After criss-crossing Kowloon, Hong Kong Island, and the New Territories to examine the sites and interview harbor visitors, the students reported that the properties scored poorly. Accessibility scores suffered because only 19 percent of the sites were marked with directional signs from the closest public transportation stop, even though most sites had at least one form of public transportation within walking distance (400 meters).
Connectivity lost points because at 81 percent of the sites, access to the water, to nearby neighborhoods, and even to the site in question was impeded by construction, fences, walls, or roads. Within each park, the team kept an eye out for signs pointing the way to facilities and nearby transport and destinations, as well as for site layout maps; they found that while 83 percent of the parks posted site signs, most lacked other visuals to help visitors make their way around the parks and environs.
Indicators of site design and maintenance included the presence of trash bins and landscaping aesthetics. This category scored higher than the others since all sites offered some form of greenery; only a third had broken or closed amenities. Still, interviewees wished aloud for less pollution and more trees.
Quality encompassed a range of amenities including food and drink, shade from Hong Kong's strong sun, and toilets. Students also watched for the biggest amenity of all, Victoria Harbour, and found that it's impossible to see the water at nearly one-third of the sites. Interviewees frequently voiced the need for shaded seating that faced the water, requirements the students also noted in their observations.
One site—the Lei Yue Mun Typhoon Shelter Breakwater Sitting-Out Area—provided a perfect example of poor design: when visitors sit on park benches, their sea view is blocked by a massive concrete breakwater.
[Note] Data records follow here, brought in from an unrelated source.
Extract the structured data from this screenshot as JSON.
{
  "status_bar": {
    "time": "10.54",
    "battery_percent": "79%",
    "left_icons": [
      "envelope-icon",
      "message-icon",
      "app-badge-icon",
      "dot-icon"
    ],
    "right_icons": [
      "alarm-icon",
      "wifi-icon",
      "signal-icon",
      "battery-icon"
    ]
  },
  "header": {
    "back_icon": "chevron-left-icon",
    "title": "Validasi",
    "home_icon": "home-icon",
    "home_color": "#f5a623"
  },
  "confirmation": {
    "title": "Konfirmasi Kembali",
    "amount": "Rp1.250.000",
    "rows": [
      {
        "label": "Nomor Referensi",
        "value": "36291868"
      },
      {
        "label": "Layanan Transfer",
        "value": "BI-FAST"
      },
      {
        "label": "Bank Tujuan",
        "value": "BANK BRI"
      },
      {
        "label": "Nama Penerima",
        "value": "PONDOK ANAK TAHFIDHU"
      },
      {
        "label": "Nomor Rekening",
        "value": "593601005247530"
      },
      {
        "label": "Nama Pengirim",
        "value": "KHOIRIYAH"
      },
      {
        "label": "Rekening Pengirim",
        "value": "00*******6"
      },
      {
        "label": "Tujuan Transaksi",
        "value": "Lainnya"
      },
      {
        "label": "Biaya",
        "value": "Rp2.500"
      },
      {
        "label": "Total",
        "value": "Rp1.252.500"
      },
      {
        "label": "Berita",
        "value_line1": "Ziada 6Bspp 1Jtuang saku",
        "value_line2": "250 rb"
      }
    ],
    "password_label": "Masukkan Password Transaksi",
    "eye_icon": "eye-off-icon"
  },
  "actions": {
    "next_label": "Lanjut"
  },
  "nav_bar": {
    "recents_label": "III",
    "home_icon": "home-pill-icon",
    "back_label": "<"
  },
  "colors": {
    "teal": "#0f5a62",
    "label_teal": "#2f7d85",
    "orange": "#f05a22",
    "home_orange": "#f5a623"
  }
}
Another site received high marks across categories: Hoi Sham Park in Kowloon City is easy to find and offers plenty of shade, harbor views, and food.
After scoring the sites, the team correlated each park's grade with its popularity. "We found that the sites with the higher scores were also the ones where we saw greater numbers of visitors," says Scarborough.
Sensitive presentations, positive results
On paper and at formal presentations, the team offered practical suggestions to improve each of the parks: putting up signs between transport drop-off points and sites, adding recycling bins at all locations, and improving shaded seating and food services. "We also suggested that chain-link and barbed wire fences be removed or changed to be more aesthetically pleasing," notes Jannetti.
The team had spent three-quarters of their time on site visits, interviewing, and assessment, which left only two short weeks to finish up their report and make recommendations to LCSD. "The students presented to officials who've been running these properties for many years," notes Stanley Selkow, professor of computer science, who advised the team. "It would have been so easy for these administrators to get defensive. But the students showed tremendous sensitivity in how they made their presentations, and high officials at LCSD were impressed with the students' results and recommendations."
So impressed, in fact, that LCSD will be enhancing its facilities. "They will add shaded seating, food and beverage facilities, toilets, and signage to improve the vibrancy of waterfront sites," says Paul Zimmerman, founder of Designing Hong Kong, a sponsor liaison. "The team balanced multiple competing demands on the project," Selkow says. "They worked long hours to complete it, and cooperated well with each other throughout."
Photos provided by Nate Jannetti ’10 and Stanley Selkow.Maintained by email@example.com
Last modified: October 01, 2009 12:25:24